Source data:
|---|
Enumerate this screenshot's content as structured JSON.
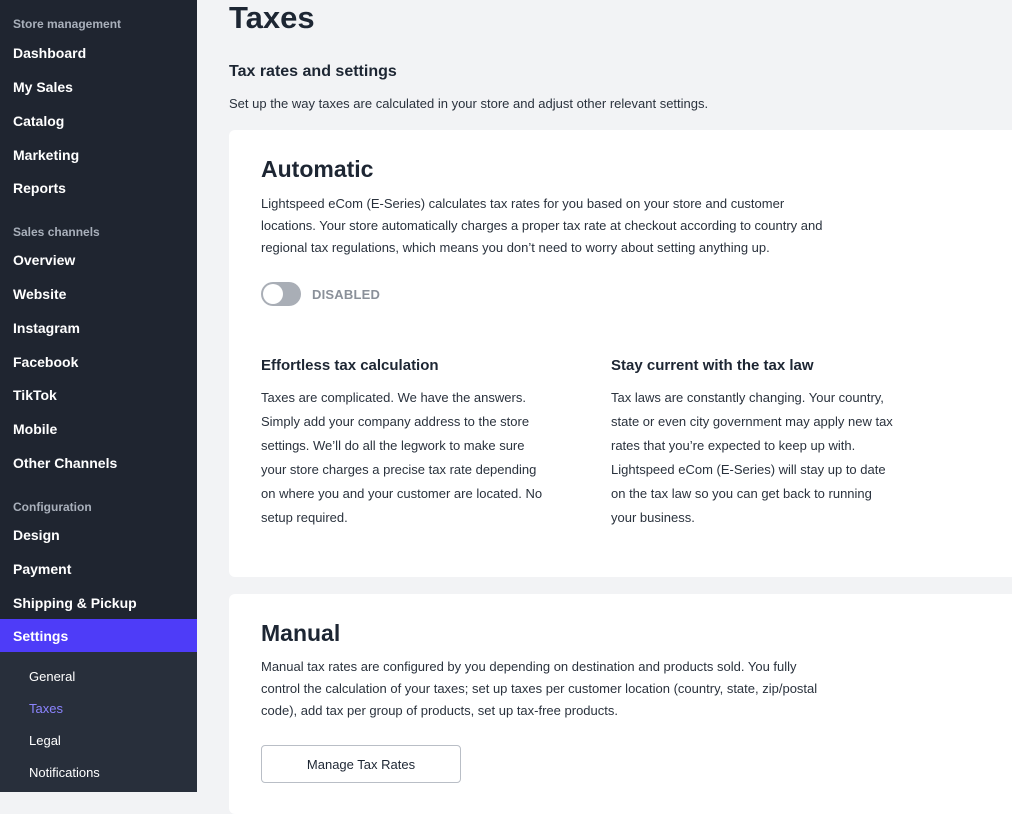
{
  "sidebar": {
    "sections": {
      "store": "Store management",
      "channels": "Sales channels",
      "config": "Configuration"
    },
    "store_items": [
      "Dashboard",
      "My Sales",
      "Catalog",
      "Marketing",
      "Reports"
    ],
    "channel_items": [
      "Overview",
      "Website",
      "Instagram",
      "Facebook",
      "TikTok",
      "Mobile",
      "Other Channels"
    ],
    "config_items": [
      "Design",
      "Payment",
      "Shipping & Pickup"
    ],
    "active_item": "Settings",
    "sub_items": [
      "General",
      "Taxes",
      "Legal",
      "Notifications"
    ],
    "active_sub": "Taxes",
    "active_color": "#4e3cf8"
  },
  "main": {
    "title": "Taxes",
    "section_title": "Tax rates and settings",
    "section_desc": "Set up the way taxes are calculated in your store and adjust other relevant settings.",
    "automatic": {
      "title": "Automatic",
      "lines": [
        "Lightspeed eCom (E-Series) calculates tax rates for you based on your store and customer",
        "locations. Your store automatically charges a proper tax rate at checkout according to country and",
        "regional tax regulations, which means you don’t need to worry about setting anything up."
      ],
      "toggle_state": "DISABLED",
      "features": [
        {
          "title": "Effortless tax calculation",
          "lines": [
            "Taxes are complicated. We have the answers.",
            "Simply add your company address to the store",
            "settings. We’ll do all the legwork to make sure",
            "your store charges a precise tax rate depending",
            "on where you and your customer are located. No",
            "setup required."
          ]
        },
        {
          "title": "Stay current with the tax law",
          "lines": [
            "Tax laws are constantly changing. Your country,",
            "state or even city government may apply new tax",
            "rates that you’re expected to keep up with.",
            "Lightspeed eCom (E-Series) will stay up to date",
            "on the tax law so you can get back to running",
            "your business."
          ]
        }
      ]
    },
    "manual": {
      "title": "Manual",
      "lines": [
        "Manual tax rates are configured by you depending on destination and products sold. You fully",
        "control the calculation of your taxes; set up taxes per customer location (country, state, zip/postal",
        "code), add tax per group of products, set up tax-free products."
      ],
      "button_label": "Manage Tax Rates"
    }
  }
}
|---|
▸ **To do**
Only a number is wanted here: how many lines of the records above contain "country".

▸ **Task output**
3